We investigate the stability of a partially ionized, differentially rotating, diffusive disc threaded by both azimuthal and vertical magnetic field. The general stability criterion of such a disc in the presence of axisymmetric fluctuations can be stated purely in terms of ambipolar and Hall diffusivities. It is shown that the disc is magnetorotationally unstable if the sum of scaled ambipolar and Hall diffusivities is larger than some numerical constant determined by the rotation profile of the disc. This criterion suggests that subthermal diffusive discs are always unstable to almost radial fluctuations. The field geometry and obliqueness of the wavevector (encapsulated together in the topological factor g) play the dual role of not only assisting magnetorotational instability (MRI) in an ambipolar-dominated disc but also making the otherwise stable region in an Hall–ambipolar diffusion plane unstable.
The vertical magnetic field and transverse Alfvén fluctuations are fundamental to MRI in Hall–Ohm diffusion dominated discs. The disc having both azimuthal and vertical field in the presence of oblique axisymmetric fluctuations can be mapped to a purely vertical field threaded disc with purely vertical wavenumber. Although azimuthal field and obliqueness of wavevector rescale the growth rate and window of instability, such a scaling permits MRI to operate much closer to the midplane in a Hall–Ohm dominated disc than is otherwise possible for a purely vertical field threaded disc.
The maximum MRI growth rate in the ambipolar diffusion dominated disc is proportional to the topological factor g. For long wavelength fluctuations the maximum growth rate is two-fifths of the ideal magnetohydrodynamic (MHD) case (3/4Ω). The short wavelength fluctuations are likely to be damped by the diffusion.
The diffusive discs are prone to a new kind of MRI – the diffusive MRI which has no counterpart in non-diffusive discs. The diffusive MRI is caused by interplay between advection and diffusion of the field. However, since differential rotation of the disc is also at the heart of diffusive MRI, the maximum growth rate of the instability is identical to the ideal MHD case.

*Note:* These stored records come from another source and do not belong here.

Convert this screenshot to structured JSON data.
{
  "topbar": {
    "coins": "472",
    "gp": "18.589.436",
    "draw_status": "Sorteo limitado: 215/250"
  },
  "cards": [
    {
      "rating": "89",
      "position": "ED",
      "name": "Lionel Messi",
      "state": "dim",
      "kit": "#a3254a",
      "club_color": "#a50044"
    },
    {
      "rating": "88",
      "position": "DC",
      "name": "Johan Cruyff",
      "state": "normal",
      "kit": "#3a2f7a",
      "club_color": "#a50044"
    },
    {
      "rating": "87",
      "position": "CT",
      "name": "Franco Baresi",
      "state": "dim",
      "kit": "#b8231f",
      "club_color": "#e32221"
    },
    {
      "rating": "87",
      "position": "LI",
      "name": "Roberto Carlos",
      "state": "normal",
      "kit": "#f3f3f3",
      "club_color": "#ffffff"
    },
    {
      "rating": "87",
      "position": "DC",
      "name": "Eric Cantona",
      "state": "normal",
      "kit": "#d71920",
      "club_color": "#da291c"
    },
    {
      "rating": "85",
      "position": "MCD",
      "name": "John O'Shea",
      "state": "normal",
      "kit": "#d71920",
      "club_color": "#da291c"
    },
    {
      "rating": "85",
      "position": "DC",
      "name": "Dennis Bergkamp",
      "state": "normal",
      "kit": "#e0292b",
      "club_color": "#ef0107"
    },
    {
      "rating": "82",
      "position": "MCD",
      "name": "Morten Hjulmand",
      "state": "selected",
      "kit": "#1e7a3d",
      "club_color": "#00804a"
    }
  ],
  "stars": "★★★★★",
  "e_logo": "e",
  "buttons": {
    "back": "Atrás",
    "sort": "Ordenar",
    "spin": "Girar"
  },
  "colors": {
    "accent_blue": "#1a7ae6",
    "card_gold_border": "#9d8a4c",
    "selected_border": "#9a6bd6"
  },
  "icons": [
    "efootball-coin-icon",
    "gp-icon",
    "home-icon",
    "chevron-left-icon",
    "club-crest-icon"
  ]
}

The excessively diffusive accretion discs in addition can also become unstable due to interplay between differential rotation and field diffusion. The ensuing diffusive instability grows at the same maximum rate as MRI. However, the transport of angular momentum in the disc may not be efficient due to diffusion instability.